In this view, the Supreme Court has put a legal gloss on an act, in essence, of majoritarian appropriation of a minority place of worship. This is to misread the judgment.
This diagnosis is not chiefly based on the Supreme Court’s explicit pronouncement of the crowning achievement of Advani’s movement, the demolition of the 16th century mosque at Ayodhya, as a crime, and the denial of Muslims’ right to pray at the Babri mosque since December of 1949 as illegal and unjust.
If Advani’s role in the crime is established, he would go to jail, not exult vindication. These explicit observations do make it difficult to classify the verdict as endorsement of majoritarianism.
But then, how does one square the illegality of denying Muslims the right to worship at the mosque with the allotment of the disputed site to build a temple to Ram? In a scene in the Ramayana, as rendered in its most popular Malayalam translation, Ram asks Valmiki, while on a visit to the sage’s ashram, where he should stay.
You reside in the minds of all good people, the sage tells him, meaning, which physical space he chooses to occupy is a minor detail. Few of Ram’s followers have been content to house their Lord in the mind. Many have traditionally flocked, over generations, to his supposed place of birth, says the evidence presented to the Supreme Court.
What the judgment does is to go back in time to undo the taking away from Hindus of a place they have traditionally worshipped as the place of birth of one of their chief gods.
This raises two questions. Does secularism get derailed if it recognises and seeks to reverse expropriation of a Hindu place of worship? Wrongs of what vintage can be remedied in the present?
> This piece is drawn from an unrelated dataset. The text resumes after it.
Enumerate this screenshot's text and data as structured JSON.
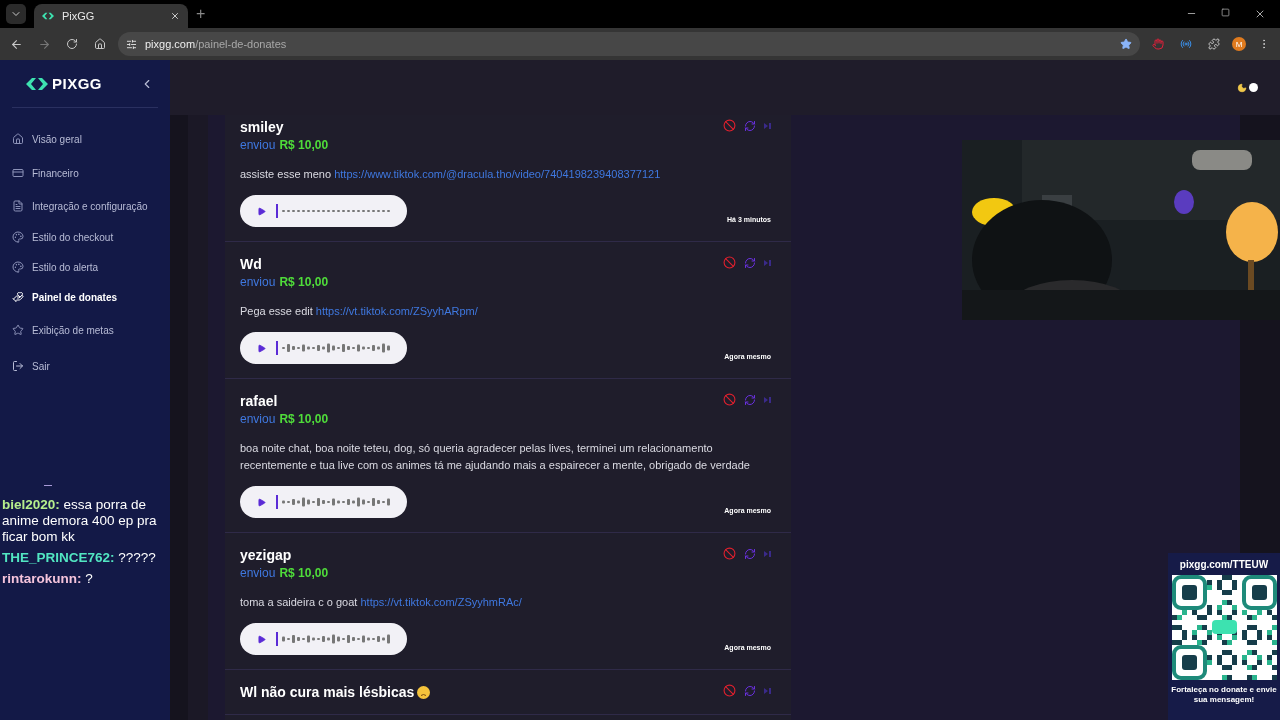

There can be no answers in the absolute to either question. It would all depend on the context.
No one in their right senses would argue that the destruction of Native American lives and cultures by colonising Europeans should be reversed by repatriating all Caucasians back to Europe. However, there is talk of reparations, even if confined to the extreme Left of American politics, for centuries of slavery and oppression of black people.
Affirmative action in India represents an ongoing effort to right historical wrongs whose roots go a long way back in time.
In the vast expanse of India, there would be plenty of temples that have been taken over or destroyed: Buddhist shrines converted into Hindu ones, Hindu ones destroyed or quietly crumbling to disuse and age. It can be no one’s case that every single one of them should be restored to their pristine glory.
But a few could qualify, without damaging the equality of those who follow different faiths. The place many believe to be the birthplace of Ram would belong to this select category.
The court verdict draws on a law passed by the Narasimha Rao government to emphatically rule out the replication of the Ayodhya experience at other places.
In any case, in Kashi and Mathura, mosques abut, rather than stand atop the ruins of, temples. How does pronouncement of the demolition of the Babri mosque as a crime square with judicial restoration of a temple at the site? The logic of the verdict is that the demolition was a forcible act without the backing of the law.
If the demand to build a temple at Ram’s birthplace had taken a legal route, it implies, a legal resolution would have been possible.
As a place of worship, for Muslims, the one at Ayodhya was just another mosque. For Hindus, Ram’s birthplace was special. But there is the historical importance of a 16th century mosque.
How the two could legally be reconciled is a question the court has been spared by the vandalism of 1992. Perhaps transplanting the structure to another location, as places of worship in danger of submergence following the construction of dams have been, might have been a way out. But that is beside the point.
It would be a mistake to confuse Ram’s temple at Ayodhya with the mobilisation of Hindus against Muslims that took place in its name. Forcible destruction of the mosque, interpreted as a symbol of Hindu subjugation, was the goal of the movement, the temple serving as cosmetic, popular justification.
Democratic politics failed to foil that campaign. What comes up in its place is of great consequence to the faithful, but of little real interest to the sectarian mobilisation in its name. To decry the temple is to further play into the hands of those who want to use ‘defence of the faith’ to further divide the people.
It makes sense to move on from the temple and focus on the next stage in the advancing campaign of divisive politics. The court has done as good a job of providing closure to a battle that was lost while retaining the secular fabric of the state intact, even if a little stretched. To keep harping on the temple is to fight yesterday’s battle in a way that helps you lose tomorrow’s war.